■ **WORK INSTRUCTIONS**
Pick out every line of the entries below where "Sudden" occurs, and copy those lines.

(DATASET CONTENT)

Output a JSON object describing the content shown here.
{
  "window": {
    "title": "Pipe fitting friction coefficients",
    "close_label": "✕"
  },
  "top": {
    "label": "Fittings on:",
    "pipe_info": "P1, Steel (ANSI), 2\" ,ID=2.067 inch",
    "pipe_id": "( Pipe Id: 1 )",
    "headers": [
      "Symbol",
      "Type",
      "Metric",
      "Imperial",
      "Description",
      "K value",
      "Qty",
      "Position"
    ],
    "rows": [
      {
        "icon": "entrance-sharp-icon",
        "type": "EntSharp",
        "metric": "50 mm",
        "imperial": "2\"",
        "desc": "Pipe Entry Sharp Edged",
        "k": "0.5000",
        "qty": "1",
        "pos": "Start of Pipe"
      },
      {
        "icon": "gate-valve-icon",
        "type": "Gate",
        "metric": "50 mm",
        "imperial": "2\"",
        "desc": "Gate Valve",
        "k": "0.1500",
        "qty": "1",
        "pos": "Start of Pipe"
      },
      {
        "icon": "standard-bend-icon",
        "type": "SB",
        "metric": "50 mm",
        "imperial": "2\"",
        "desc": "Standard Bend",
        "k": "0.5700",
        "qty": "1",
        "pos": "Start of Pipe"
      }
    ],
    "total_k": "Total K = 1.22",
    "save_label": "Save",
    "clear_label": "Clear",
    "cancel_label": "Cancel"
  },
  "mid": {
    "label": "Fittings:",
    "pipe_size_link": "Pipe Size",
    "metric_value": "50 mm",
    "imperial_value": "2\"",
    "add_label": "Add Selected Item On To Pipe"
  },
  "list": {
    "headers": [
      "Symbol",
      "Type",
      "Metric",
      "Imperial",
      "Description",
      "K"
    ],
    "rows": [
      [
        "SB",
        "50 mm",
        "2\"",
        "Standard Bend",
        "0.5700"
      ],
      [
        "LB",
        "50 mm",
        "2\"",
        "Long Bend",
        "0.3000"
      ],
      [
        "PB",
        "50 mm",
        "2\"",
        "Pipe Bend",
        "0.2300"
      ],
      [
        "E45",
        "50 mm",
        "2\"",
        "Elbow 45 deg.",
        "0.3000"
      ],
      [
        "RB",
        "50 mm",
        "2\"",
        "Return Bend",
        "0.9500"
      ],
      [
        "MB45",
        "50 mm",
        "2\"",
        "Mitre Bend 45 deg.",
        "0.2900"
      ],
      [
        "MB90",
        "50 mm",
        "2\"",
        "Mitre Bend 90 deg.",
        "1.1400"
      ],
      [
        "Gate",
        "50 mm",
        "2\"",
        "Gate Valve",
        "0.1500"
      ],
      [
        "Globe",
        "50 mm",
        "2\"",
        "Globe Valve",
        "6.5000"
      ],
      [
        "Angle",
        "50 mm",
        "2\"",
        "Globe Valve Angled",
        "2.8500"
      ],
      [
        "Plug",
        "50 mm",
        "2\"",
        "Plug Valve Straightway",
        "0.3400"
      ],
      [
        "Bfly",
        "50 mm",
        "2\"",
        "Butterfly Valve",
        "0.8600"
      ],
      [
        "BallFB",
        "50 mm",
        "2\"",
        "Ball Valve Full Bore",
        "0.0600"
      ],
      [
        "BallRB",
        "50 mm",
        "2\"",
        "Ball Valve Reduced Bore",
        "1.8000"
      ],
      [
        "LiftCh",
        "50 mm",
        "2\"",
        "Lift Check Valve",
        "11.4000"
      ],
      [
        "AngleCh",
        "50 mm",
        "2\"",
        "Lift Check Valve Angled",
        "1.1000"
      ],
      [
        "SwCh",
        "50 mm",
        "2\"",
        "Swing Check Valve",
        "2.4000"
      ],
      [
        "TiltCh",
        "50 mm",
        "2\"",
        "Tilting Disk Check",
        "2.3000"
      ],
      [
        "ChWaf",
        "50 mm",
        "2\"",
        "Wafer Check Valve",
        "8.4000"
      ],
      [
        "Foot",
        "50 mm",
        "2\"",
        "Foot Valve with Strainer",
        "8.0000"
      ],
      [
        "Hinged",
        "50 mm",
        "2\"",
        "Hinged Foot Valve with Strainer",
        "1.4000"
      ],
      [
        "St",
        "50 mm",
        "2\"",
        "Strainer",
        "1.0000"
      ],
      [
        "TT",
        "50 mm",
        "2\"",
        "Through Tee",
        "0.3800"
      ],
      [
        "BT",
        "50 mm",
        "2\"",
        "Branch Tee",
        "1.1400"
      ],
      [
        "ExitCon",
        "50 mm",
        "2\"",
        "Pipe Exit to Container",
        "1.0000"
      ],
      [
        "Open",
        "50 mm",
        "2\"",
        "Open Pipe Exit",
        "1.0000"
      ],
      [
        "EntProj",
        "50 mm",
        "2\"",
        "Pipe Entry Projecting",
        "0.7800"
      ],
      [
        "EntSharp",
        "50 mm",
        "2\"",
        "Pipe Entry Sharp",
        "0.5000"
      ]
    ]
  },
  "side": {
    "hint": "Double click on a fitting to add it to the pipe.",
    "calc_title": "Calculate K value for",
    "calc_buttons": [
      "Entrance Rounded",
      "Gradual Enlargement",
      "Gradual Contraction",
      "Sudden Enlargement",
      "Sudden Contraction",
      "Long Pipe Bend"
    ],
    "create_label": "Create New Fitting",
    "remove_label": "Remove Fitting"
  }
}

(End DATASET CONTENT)

■ **EXERCISE RESPONSE**
      "Sudden Enlargement",
      "Sudden Contraction",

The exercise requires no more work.